[Records contained in a dataset]
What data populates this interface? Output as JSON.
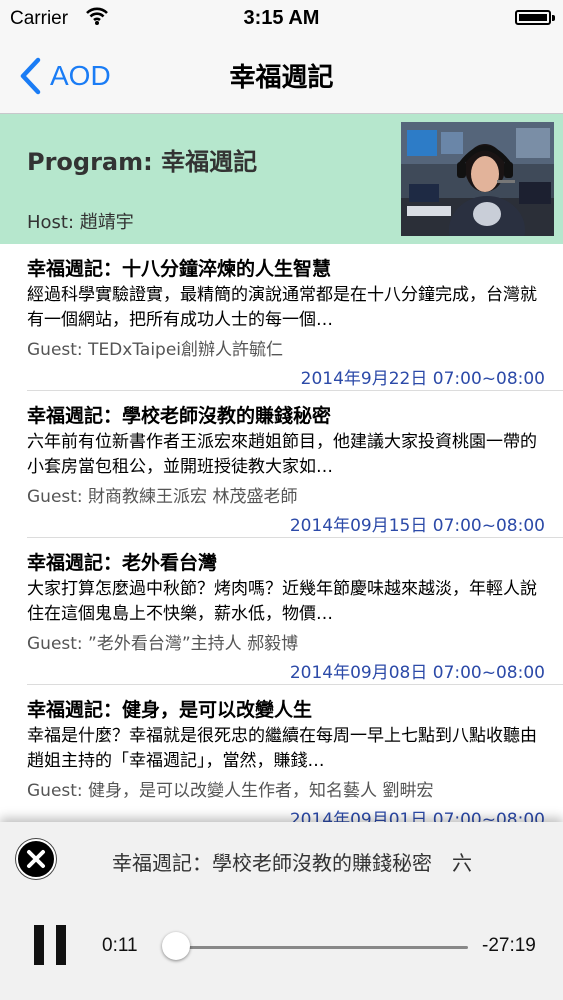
{
  "status_bar": {
    "carrier": "Carrier",
    "time": "3:15 AM"
  },
  "nav": {
    "back_label": "AOD",
    "title": "幸福週記"
  },
  "program": {
    "title": "Program: 幸福週記",
    "host": "Host: 趙靖宇"
  },
  "episodes": [
    {
      "title": "幸福週記：十八分鐘淬煉的人生智慧",
      "desc": "經過科學實驗證實，最精簡的演說通常都是在十八分鐘完成，台灣就有一個網站，把所有成功人士的每一個…",
      "guest": "Guest: TEDxTaipei創辦人許毓仁",
      "date": "2014年9月22日 07:00~08:00"
    },
    {
      "title": "幸福週記：學校老師沒教的賺錢秘密",
      "desc": "六年前有位新書作者王派宏來趙姐節目，他建議大家投資桃園一帶的小套房當包租公，並開班授徒教大家如…",
      "guest": "Guest: 財商教練王派宏 林茂盛老師",
      "date": "2014年09月15日 07:00~08:00"
    },
    {
      "title": "幸福週記：老外看台灣",
      "desc": "大家打算怎麼過中秋節？烤肉嗎？近幾年節慶味越來越淡，年輕人說住在這個鬼島上不快樂，薪水低，物價…",
      "guest": "Guest: ”老外看台灣”主持人 郝毅博",
      "date": "2014年09月08日 07:00~08:00"
    },
    {
      "title": "幸福週記：健身，是可以改變人生",
      "desc": "幸福是什麼？幸福就是很死忠的繼續在每周一早上七點到八點收聽由趙姐主持的「幸福週記」，當然，賺錢…",
      "guest": "Guest: 健身，是可以改變人生作者，知名藝人 劉畊宏",
      "date": "2014年09月01日 07:00~08:00"
    }
  ],
  "player": {
    "now_playing": "幸福週記：學校老師沒教的賺錢秘密　六",
    "elapsed": "0:11",
    "remaining": "-27:19",
    "progress": 0.007
  },
  "colors": {
    "accent": "#1a7cf5",
    "program_bg": "#b6e7cd",
    "date": "#2c4aa8"
  },
  "icons": [
    "wifi-icon",
    "battery-icon",
    "back-chevron-icon",
    "close-icon",
    "pause-icon"
  ]
}
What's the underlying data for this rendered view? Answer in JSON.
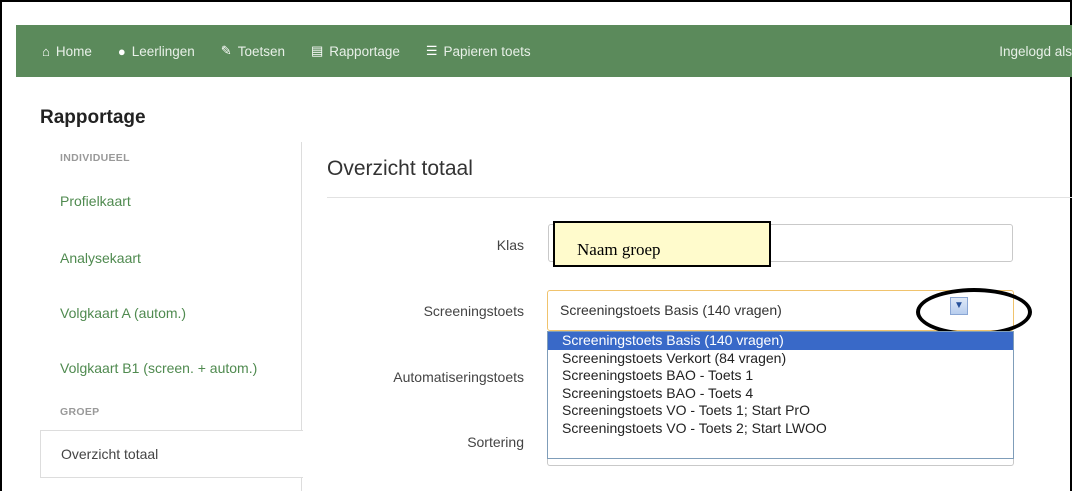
{
  "nav": {
    "items": [
      {
        "icon": "home-icon",
        "glyph": "🏠",
        "label": "Home"
      },
      {
        "icon": "user-icon",
        "glyph": "👤",
        "label": "Leerlingen"
      },
      {
        "icon": "pencil-icon",
        "glyph": "✎",
        "label": "Toetsen"
      },
      {
        "icon": "report-icon",
        "glyph": "▤",
        "label": "Rapportage"
      },
      {
        "icon": "list-icon",
        "glyph": "☰",
        "label": "Papieren toets"
      }
    ],
    "logged_in_label": "Ingelogd als"
  },
  "page": {
    "title": "Rapportage"
  },
  "sidebar": {
    "section_individual": "INDIVIDUEEL",
    "items": [
      {
        "label": "Profielkaart"
      },
      {
        "label": "Analysekaart"
      },
      {
        "label": "Volgkaart A (autom.)"
      },
      {
        "label": "Volgkaart B1 (screen. + autom.)"
      }
    ],
    "section_group": "GROEP",
    "active_item": "Overzicht totaal"
  },
  "main": {
    "title": "Overzicht totaal",
    "form": {
      "klas_label": "Klas",
      "klas_value": "",
      "callout": "Naam groep",
      "screening_label": "Screeningstoets",
      "screening_value": "Screeningstoets Basis (140 vragen)",
      "screening_options": [
        "Screeningstoets Basis (140 vragen)",
        "Screeningstoets Verkort (84 vragen)",
        "Screeningstoets BAO - Toets 1",
        "Screeningstoets BAO - Toets 4",
        "Screeningstoets VO - Toets 1; Start PrO",
        "Screeningstoets VO - Toets 2; Start LWOO"
      ],
      "automatisering_label": "Automatiseringstoets",
      "sortering_label": "Sortering"
    }
  },
  "colors": {
    "navbar": "#5b8a5b",
    "link": "#4f8a4f",
    "highlight": "#3969c8"
  }
}
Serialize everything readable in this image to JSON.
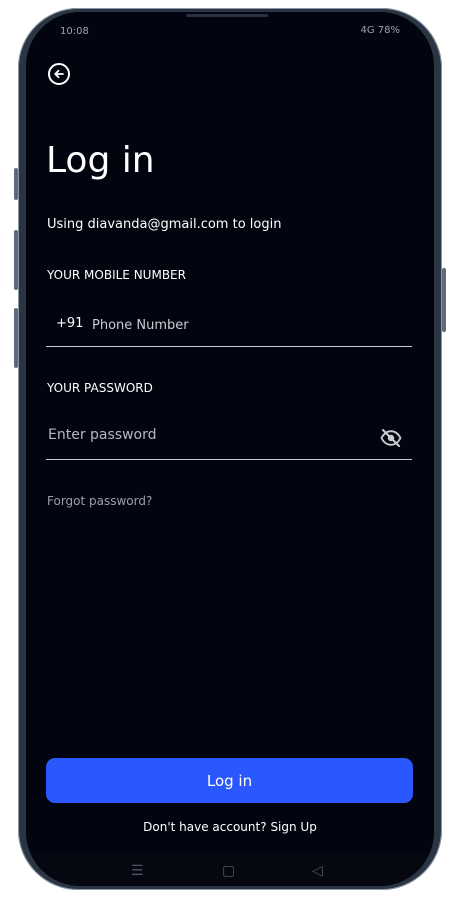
{
  "status_bar": {
    "time": "10:08",
    "right": "4G 78%"
  },
  "header": {
    "back_icon": "arrow-left-circle-icon",
    "title": "Log in"
  },
  "login_info": {
    "subtitle": "Using diavanda@gmail.com to login"
  },
  "phone": {
    "label": "YOUR MOBILE NUMBER",
    "prefix": "+91",
    "placeholder": "Phone Number",
    "value": ""
  },
  "password": {
    "label": "YOUR PASSWORD",
    "placeholder": "Enter password",
    "value": "",
    "toggle_icon": "eye-off-icon"
  },
  "links": {
    "forgot": "Forgot password?"
  },
  "actions": {
    "login_label": "Log in"
  },
  "signup": {
    "prompt": "Don't have account?",
    "link": "Sign Up"
  },
  "nav": {
    "menu_icon": "☰",
    "home_icon": "▢",
    "back_icon": "◁"
  },
  "colors": {
    "background": "#02050F",
    "accent": "#2B57FF",
    "text": "#FFFFFF",
    "muted": "#9AA0AA",
    "divider": "#C7CAD1"
  }
}
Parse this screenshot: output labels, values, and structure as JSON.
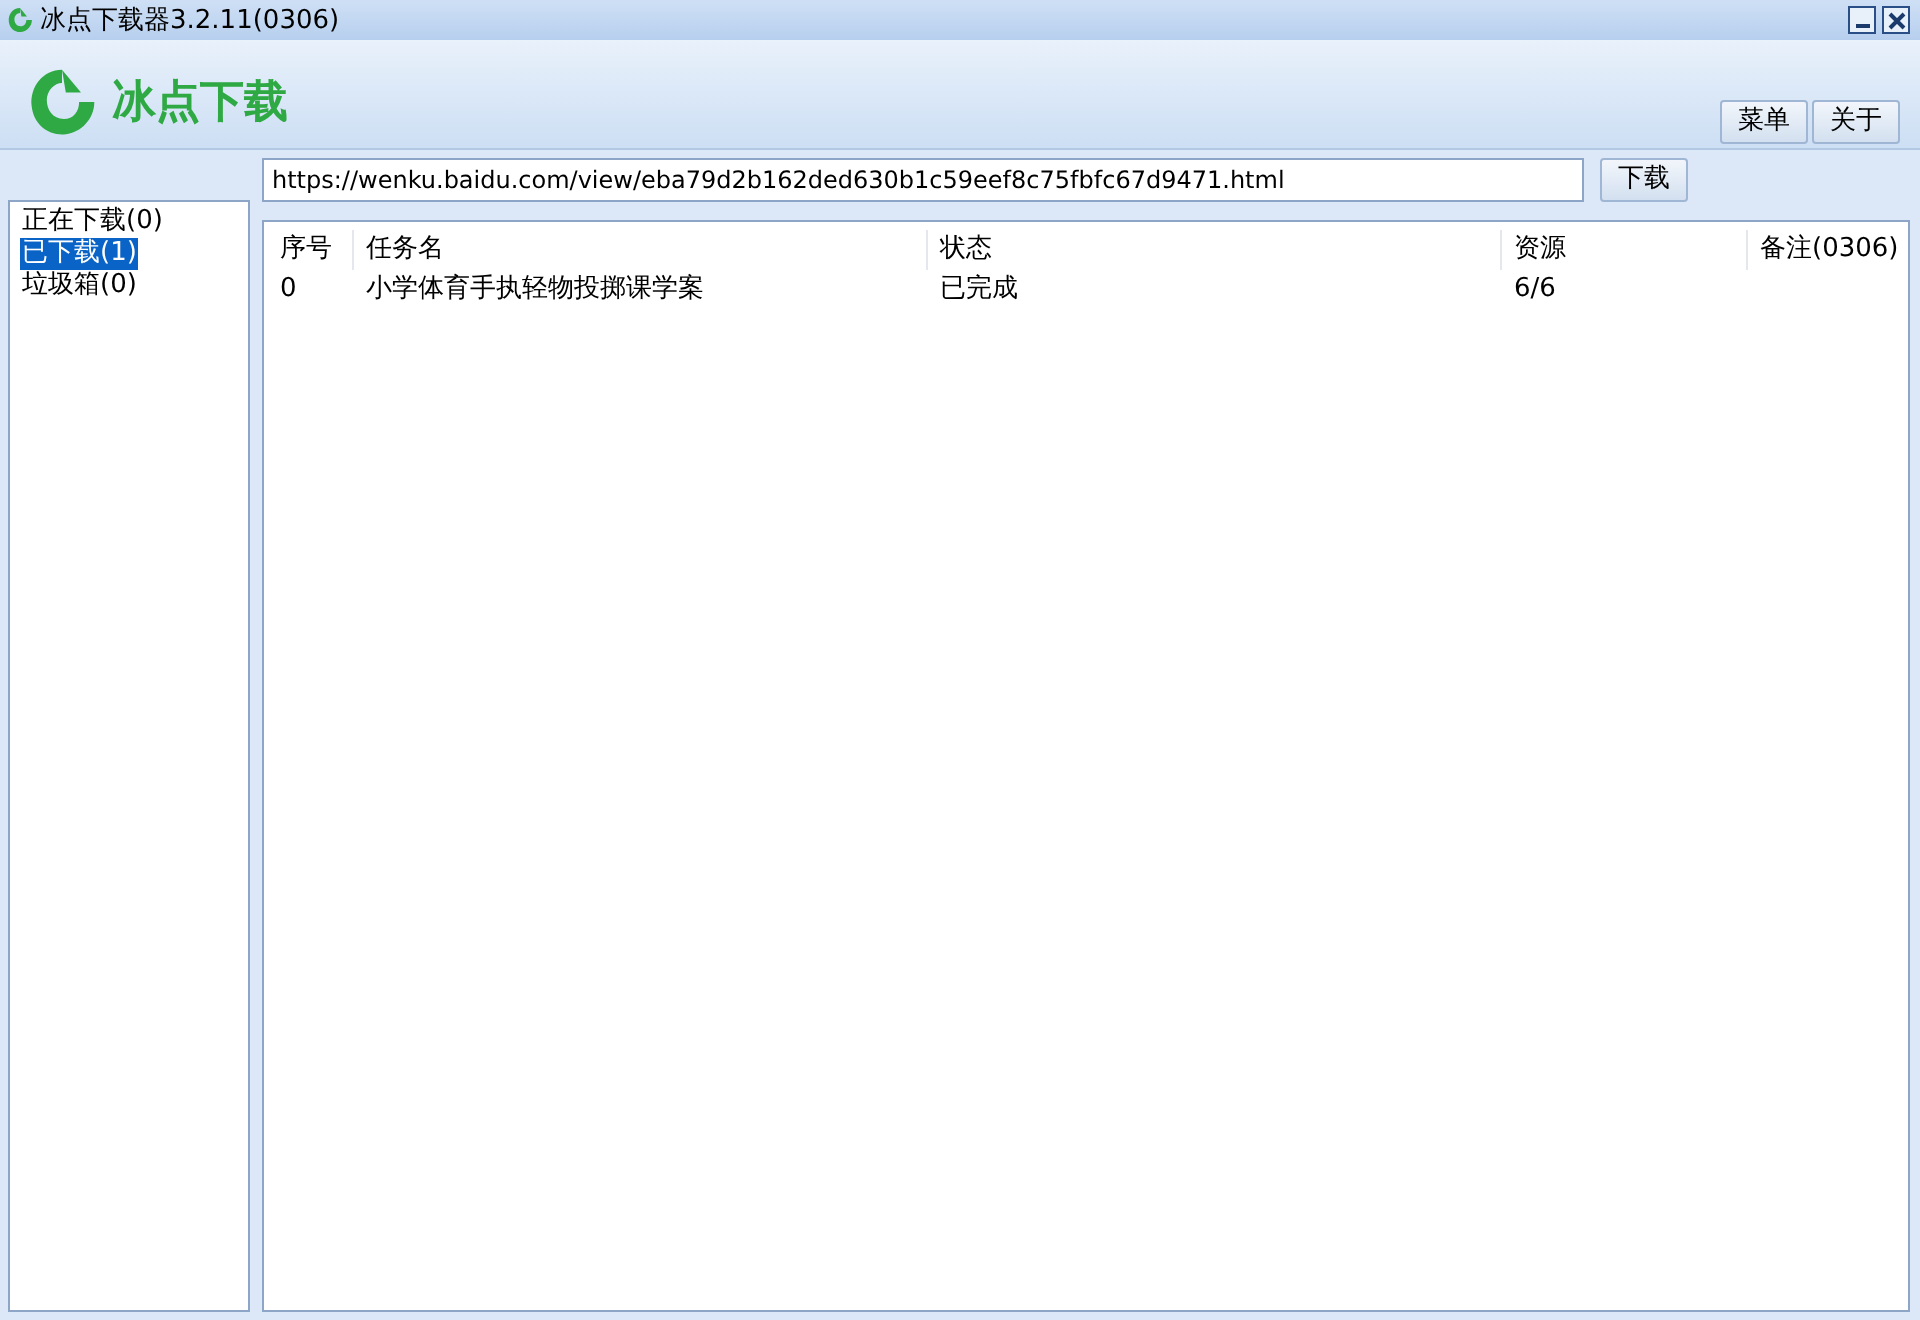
{
  "window": {
    "title": "冰点下载器3.2.11(0306)"
  },
  "logo": {
    "text": "冰点下载"
  },
  "header_buttons": [
    "菜单",
    "关于"
  ],
  "url_field": {
    "value": "https://wenku.baidu.com/view/eba79d2b162ded630b1c59eef8c75fbfc67d9471.html"
  },
  "download_button": "下载",
  "sidebar": {
    "items": [
      {
        "label": "正在下载(0)",
        "selected": false
      },
      {
        "label": "已下载(1)",
        "selected": true
      },
      {
        "label": "垃圾箱(0)",
        "selected": false
      }
    ]
  },
  "table": {
    "columns": [
      "序号",
      "任务名",
      "状态",
      "资源",
      "备注(0306)"
    ],
    "rows": [
      [
        "0",
        "小学体育手执轻物投掷课学案",
        "已完成",
        "6/6",
        ""
      ]
    ]
  }
}
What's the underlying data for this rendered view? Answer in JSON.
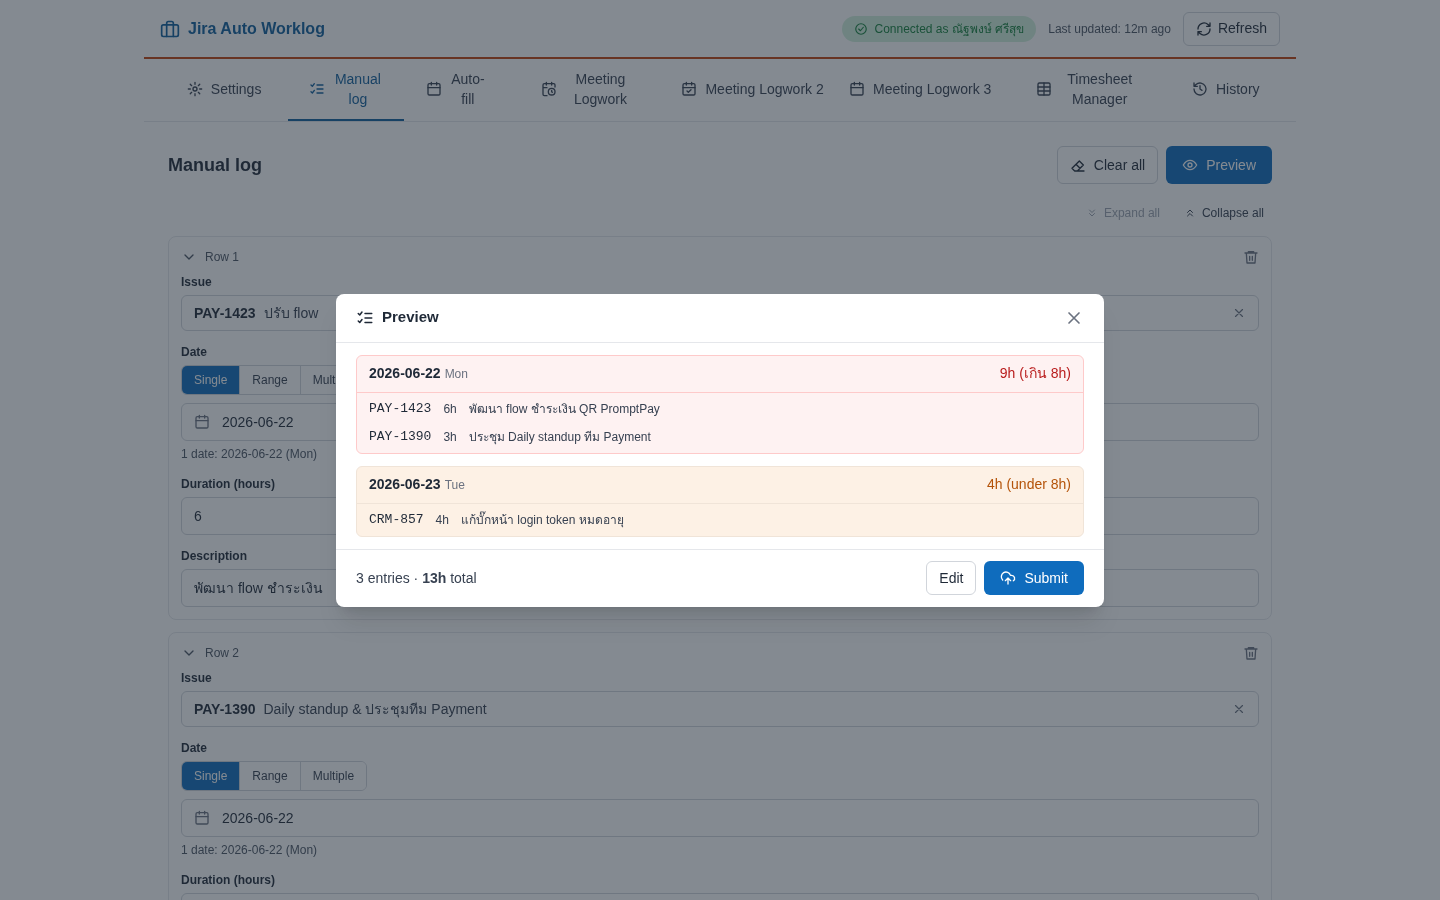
{
  "header": {
    "title": "Jira Auto Worklog",
    "connection": "Connected as ณัฐพงษ์ ศรีสุข",
    "last_updated": "Last updated: 12m ago",
    "refresh_button": "Refresh"
  },
  "tabs": [
    {
      "label": "Settings",
      "selected": false
    },
    {
      "label": "Manual log",
      "selected": true
    },
    {
      "label": "Auto-fill",
      "selected": false
    },
    {
      "label": "Meeting Logwork",
      "selected": false
    },
    {
      "label": "Meeting Logwork 2",
      "selected": false
    },
    {
      "label": "Meeting Logwork 3",
      "selected": false
    },
    {
      "label": "Timesheet Manager",
      "selected": false
    },
    {
      "label": "History",
      "selected": false
    }
  ],
  "page_title": "Manual log",
  "clear_all_button": "Clear all",
  "preview_button": "Preview",
  "expand_all": {
    "label": "Expand all",
    "disabled": true
  },
  "collapse_all": {
    "label": "Collapse all",
    "disabled": false
  },
  "rows": [
    {
      "title": "Row 1",
      "expanded": true,
      "issue_label": "Issue",
      "issue_key": "PAY-1423",
      "issue_summary": "ปรับ flow",
      "date_label": "Date",
      "date_modes": [
        {
          "label": "Single",
          "selected": true
        },
        {
          "label": "Range",
          "selected": false
        },
        {
          "label": "Mult",
          "selected": false
        }
      ],
      "date_value": "2026-06-22",
      "date_note": "1 date: 2026-06-22 (Mon)",
      "duration_label": "Duration (hours)",
      "duration": "6",
      "description_label": "Description",
      "description": "พัฒนา flow ชำระเงิน"
    },
    {
      "title": "Row 2",
      "expanded": true,
      "issue_label": "Issue",
      "issue_key": "PAY-1390",
      "issue_summary": "Daily standup & ประชุมทีม Payment",
      "date_label": "Date",
      "date_modes": [
        {
          "label": "Single",
          "selected": true
        },
        {
          "label": "Range",
          "selected": false
        },
        {
          "label": "Multiple",
          "selected": false
        }
      ],
      "date_value": "2026-06-22",
      "date_note": "1 date: 2026-06-22 (Mon)",
      "duration_label": "Duration (hours)"
    }
  ],
  "modal": {
    "title": "Preview",
    "days": [
      {
        "date": "2026-06-22",
        "weekday": "Mon",
        "total": "9h (เกิน 8h)",
        "over_limit": true,
        "entries": [
          {
            "key": "PAY-1423",
            "hours": "6h",
            "description": "พัฒนา flow ชำระเงิน QR PromptPay"
          },
          {
            "key": "PAY-1390",
            "hours": "3h",
            "description": "ประชุม Daily standup ทีม Payment"
          }
        ]
      },
      {
        "date": "2026-06-23",
        "weekday": "Tue",
        "total": "4h (under 8h)",
        "over_limit": false,
        "entries": [
          {
            "key": "CRM-857",
            "hours": "4h",
            "description": "แก้บั๊กหน้า login token หมดอายุ"
          }
        ]
      }
    ],
    "summary": "3 entries · **13h** total",
    "edit_button": "Edit",
    "submit_button": "Submit"
  }
}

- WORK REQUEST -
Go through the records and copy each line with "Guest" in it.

- WRITTEN RESPONSE -
      "guest": "Guest: TEDxTaipei創辦人許毓仁",
      "guest": "Guest: 財商教練王派宏 林茂盛老師",
      "guest": "Guest: ”老外看台灣”主持人 郝毅博",
      "guest": "Guest: 健身，是可以改變人生作者，知名藝人 劉畊宏",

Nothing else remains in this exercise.